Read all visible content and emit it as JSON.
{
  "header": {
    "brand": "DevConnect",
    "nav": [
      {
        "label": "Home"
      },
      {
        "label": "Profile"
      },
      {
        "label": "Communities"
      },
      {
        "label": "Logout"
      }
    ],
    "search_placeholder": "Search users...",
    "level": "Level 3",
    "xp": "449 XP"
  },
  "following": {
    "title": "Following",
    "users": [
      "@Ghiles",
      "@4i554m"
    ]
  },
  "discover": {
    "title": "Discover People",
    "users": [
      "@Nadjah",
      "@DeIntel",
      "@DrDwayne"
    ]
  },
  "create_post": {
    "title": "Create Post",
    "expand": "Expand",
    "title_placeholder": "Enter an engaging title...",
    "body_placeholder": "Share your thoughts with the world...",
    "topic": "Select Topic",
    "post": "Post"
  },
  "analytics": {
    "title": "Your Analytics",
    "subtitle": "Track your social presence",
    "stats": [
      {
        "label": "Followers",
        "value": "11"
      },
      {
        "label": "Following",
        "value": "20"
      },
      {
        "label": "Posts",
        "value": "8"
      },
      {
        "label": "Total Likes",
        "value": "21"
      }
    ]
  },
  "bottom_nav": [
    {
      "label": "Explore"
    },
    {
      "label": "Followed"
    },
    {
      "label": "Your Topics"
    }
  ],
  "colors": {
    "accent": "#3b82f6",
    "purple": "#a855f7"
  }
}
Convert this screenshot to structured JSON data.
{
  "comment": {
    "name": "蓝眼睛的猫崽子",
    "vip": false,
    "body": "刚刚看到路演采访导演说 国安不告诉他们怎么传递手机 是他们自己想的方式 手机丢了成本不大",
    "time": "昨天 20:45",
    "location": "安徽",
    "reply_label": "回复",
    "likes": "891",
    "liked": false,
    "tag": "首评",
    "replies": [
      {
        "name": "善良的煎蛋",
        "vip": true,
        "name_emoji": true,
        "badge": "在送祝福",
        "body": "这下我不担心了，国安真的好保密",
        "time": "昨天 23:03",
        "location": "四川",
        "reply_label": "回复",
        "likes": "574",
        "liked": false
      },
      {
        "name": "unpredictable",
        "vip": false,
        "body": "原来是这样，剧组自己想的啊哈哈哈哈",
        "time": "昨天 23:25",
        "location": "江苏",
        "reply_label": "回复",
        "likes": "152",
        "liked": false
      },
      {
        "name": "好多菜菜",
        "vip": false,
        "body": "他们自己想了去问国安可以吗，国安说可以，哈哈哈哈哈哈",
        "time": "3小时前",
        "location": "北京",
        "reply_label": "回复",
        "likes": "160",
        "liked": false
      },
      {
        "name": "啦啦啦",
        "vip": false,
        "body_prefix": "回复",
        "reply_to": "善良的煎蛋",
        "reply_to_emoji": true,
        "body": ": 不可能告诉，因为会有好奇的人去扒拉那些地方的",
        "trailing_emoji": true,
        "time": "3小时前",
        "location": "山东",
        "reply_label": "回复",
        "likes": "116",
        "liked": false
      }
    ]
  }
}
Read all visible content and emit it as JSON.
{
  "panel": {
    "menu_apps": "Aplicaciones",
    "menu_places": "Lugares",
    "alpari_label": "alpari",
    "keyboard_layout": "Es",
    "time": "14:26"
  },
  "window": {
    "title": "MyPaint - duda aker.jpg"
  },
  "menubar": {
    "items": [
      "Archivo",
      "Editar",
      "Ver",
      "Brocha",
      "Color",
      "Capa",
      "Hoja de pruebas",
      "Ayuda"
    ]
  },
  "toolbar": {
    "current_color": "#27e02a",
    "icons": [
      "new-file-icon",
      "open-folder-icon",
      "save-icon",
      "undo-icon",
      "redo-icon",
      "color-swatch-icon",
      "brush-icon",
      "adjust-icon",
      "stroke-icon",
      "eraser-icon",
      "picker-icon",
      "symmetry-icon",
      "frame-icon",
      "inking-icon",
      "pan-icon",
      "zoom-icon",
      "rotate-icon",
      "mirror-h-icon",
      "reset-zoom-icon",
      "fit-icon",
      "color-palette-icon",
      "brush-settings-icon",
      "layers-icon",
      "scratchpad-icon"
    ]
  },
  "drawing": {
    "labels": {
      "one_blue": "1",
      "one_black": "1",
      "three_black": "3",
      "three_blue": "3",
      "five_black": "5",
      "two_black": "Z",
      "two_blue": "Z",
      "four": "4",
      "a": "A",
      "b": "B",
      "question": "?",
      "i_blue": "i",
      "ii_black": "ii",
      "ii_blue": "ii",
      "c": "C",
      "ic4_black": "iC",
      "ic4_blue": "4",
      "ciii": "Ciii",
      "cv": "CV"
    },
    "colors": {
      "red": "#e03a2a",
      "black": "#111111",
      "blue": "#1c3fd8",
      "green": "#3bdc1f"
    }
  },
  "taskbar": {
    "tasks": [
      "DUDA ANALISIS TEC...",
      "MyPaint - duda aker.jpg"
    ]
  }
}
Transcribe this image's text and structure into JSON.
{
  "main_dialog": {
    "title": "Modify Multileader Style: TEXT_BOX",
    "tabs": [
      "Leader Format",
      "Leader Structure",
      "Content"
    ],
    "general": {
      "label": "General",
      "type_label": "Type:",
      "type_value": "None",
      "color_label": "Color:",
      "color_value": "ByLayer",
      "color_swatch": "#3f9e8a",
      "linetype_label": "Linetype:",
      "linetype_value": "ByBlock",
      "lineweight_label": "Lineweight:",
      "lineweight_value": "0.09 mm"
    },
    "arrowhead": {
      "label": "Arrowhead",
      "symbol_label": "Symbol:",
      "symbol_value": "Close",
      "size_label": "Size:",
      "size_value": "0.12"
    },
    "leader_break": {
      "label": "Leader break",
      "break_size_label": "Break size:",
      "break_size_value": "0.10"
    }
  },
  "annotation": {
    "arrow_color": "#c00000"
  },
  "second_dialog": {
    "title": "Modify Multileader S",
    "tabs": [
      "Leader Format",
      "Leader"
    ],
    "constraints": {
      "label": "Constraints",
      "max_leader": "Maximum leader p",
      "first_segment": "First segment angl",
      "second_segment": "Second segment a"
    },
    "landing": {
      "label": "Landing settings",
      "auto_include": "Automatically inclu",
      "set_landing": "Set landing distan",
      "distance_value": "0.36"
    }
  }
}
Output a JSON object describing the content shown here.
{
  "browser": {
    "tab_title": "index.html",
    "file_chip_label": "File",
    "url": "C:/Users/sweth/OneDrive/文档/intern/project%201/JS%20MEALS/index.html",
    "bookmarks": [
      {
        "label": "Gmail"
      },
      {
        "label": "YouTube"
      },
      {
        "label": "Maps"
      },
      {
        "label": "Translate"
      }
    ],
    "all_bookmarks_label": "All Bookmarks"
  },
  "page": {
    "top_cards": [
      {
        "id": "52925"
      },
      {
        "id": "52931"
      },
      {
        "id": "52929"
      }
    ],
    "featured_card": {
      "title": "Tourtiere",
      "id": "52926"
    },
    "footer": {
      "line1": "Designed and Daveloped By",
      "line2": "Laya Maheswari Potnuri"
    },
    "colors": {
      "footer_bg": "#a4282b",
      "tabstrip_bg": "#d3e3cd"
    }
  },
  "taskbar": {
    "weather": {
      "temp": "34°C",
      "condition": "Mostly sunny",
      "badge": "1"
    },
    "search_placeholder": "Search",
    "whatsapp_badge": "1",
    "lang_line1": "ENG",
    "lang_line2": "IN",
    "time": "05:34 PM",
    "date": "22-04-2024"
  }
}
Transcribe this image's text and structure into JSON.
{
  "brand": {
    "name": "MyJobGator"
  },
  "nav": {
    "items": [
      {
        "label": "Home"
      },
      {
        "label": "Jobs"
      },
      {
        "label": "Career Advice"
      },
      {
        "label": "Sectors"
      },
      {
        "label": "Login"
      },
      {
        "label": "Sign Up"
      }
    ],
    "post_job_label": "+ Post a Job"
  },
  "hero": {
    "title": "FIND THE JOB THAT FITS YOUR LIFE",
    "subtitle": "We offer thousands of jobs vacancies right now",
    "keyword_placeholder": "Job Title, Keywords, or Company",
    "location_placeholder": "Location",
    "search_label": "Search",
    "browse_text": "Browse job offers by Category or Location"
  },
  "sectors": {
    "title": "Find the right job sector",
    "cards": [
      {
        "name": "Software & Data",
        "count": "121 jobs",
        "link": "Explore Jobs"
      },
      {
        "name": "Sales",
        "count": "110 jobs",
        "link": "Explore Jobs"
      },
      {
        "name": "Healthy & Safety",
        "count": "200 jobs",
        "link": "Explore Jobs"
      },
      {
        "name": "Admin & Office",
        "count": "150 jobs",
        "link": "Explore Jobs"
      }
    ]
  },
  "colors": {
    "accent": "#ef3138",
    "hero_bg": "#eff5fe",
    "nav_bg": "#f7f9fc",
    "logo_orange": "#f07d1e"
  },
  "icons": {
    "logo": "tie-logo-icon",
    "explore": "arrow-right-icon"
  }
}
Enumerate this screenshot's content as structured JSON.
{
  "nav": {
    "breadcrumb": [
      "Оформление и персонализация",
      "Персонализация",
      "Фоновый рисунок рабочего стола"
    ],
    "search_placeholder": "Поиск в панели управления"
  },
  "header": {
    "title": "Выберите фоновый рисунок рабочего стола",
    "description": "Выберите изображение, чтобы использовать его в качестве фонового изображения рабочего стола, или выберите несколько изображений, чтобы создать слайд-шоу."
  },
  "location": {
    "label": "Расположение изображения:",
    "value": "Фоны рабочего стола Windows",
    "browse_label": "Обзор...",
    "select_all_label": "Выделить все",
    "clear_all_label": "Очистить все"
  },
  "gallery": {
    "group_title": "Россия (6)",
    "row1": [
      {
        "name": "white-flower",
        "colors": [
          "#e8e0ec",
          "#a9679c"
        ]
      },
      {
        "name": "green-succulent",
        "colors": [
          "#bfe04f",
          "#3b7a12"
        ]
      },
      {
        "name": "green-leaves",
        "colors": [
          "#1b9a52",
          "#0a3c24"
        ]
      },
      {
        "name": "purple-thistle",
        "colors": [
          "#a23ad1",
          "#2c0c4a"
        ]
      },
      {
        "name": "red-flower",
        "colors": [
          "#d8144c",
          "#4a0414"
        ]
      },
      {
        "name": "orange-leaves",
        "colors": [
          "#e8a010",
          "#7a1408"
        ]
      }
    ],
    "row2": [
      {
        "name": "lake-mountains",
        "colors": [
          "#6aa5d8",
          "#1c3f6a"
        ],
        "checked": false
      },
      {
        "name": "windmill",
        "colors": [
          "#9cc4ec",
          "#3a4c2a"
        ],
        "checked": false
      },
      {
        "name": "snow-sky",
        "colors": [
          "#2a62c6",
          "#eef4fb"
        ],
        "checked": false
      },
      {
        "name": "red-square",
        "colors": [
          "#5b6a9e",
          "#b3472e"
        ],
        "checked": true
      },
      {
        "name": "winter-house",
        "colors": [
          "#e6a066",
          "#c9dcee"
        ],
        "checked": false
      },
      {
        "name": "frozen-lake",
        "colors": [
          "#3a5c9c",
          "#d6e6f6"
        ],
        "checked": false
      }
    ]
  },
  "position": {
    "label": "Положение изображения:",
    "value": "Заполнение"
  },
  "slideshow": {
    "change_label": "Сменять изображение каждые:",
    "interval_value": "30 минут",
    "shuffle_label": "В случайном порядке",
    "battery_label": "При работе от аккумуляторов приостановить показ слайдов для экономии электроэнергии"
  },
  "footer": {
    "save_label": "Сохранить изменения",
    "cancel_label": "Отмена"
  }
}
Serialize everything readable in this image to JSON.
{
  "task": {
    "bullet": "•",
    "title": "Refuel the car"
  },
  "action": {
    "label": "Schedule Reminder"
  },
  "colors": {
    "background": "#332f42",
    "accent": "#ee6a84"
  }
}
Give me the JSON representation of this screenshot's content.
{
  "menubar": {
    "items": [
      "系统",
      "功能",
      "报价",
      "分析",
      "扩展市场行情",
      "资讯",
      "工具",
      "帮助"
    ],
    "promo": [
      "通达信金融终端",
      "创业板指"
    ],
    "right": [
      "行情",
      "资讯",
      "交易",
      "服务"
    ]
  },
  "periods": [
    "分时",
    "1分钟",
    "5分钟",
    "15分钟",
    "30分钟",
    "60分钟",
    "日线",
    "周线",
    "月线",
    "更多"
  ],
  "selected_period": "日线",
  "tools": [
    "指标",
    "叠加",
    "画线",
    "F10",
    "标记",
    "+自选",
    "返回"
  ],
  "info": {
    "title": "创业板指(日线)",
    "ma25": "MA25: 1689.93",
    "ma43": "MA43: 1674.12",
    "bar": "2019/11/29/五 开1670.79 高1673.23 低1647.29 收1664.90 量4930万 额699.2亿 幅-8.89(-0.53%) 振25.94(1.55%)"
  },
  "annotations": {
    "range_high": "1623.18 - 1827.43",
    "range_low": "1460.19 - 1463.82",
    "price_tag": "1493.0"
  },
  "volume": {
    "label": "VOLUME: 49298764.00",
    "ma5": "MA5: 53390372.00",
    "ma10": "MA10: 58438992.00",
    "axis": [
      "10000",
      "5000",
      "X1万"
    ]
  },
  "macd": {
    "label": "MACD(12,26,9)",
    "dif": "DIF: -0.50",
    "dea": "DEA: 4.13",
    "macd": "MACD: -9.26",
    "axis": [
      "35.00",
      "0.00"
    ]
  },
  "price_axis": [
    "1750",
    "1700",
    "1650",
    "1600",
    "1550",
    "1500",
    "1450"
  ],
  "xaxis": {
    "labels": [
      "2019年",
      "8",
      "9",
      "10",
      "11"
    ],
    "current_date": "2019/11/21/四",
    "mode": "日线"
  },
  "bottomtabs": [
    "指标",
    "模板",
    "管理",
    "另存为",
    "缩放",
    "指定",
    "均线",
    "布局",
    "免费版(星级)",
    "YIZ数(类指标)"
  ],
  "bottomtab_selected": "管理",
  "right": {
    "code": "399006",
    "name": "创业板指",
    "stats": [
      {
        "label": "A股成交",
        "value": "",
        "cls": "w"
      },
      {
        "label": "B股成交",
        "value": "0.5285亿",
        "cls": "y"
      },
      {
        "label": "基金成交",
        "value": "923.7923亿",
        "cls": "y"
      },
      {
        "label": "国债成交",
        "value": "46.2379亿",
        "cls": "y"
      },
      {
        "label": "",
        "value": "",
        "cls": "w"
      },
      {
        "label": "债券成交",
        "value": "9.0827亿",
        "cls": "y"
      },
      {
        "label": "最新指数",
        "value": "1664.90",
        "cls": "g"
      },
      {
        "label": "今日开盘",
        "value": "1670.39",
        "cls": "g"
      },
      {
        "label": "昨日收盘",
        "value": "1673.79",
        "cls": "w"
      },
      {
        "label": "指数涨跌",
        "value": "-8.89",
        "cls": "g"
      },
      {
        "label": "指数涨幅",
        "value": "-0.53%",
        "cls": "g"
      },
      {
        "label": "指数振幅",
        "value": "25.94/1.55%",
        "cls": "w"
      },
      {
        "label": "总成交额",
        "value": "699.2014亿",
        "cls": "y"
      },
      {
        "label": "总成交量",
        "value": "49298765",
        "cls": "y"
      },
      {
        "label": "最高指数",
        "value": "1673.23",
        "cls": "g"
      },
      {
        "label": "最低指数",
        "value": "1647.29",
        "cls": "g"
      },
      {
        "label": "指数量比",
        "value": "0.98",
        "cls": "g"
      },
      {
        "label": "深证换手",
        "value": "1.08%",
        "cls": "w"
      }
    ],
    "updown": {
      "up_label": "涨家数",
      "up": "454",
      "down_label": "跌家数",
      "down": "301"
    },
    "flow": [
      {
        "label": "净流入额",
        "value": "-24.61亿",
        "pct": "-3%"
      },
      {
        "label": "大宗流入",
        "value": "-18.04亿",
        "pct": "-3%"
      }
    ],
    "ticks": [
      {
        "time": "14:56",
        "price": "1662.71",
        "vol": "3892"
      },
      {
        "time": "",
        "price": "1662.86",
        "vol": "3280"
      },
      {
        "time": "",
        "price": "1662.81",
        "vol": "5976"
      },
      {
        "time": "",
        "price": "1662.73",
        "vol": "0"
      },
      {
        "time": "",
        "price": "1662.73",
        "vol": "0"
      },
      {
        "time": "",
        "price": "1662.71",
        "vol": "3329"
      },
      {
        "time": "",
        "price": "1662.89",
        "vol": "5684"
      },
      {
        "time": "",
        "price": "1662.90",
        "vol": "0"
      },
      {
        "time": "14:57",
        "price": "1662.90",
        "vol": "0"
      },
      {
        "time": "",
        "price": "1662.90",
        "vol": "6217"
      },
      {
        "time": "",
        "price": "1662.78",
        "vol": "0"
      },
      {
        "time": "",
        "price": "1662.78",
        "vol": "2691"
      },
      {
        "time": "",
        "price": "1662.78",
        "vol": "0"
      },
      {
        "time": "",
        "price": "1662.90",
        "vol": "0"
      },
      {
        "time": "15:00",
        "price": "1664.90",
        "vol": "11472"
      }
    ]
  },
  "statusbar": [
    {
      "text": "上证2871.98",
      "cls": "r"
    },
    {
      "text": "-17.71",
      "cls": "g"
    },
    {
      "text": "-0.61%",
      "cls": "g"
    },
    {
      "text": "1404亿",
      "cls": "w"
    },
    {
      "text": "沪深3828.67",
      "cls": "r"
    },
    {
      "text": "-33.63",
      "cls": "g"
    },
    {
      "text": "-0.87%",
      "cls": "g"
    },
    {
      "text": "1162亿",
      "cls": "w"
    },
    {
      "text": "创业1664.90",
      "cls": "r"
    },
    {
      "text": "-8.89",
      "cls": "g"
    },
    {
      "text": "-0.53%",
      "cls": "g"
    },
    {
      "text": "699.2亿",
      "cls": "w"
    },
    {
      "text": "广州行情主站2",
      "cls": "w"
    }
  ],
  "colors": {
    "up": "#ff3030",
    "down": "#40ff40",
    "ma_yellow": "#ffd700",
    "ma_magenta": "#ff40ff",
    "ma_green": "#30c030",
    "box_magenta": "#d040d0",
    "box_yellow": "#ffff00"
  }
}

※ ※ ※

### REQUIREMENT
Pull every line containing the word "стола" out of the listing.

### ANSWER SECTION
      "Фоновый рисунок рабочего стола"
    "title": "Выберите фоновый рисунок рабочего стола",
    "description": "Выберите изображение, чтобы использовать его в качестве фонового изображения рабочего стола, или выберите несколько изображений, чтобы создать слайд-шоу."
    "value": "Фоны рабочего стола Windows",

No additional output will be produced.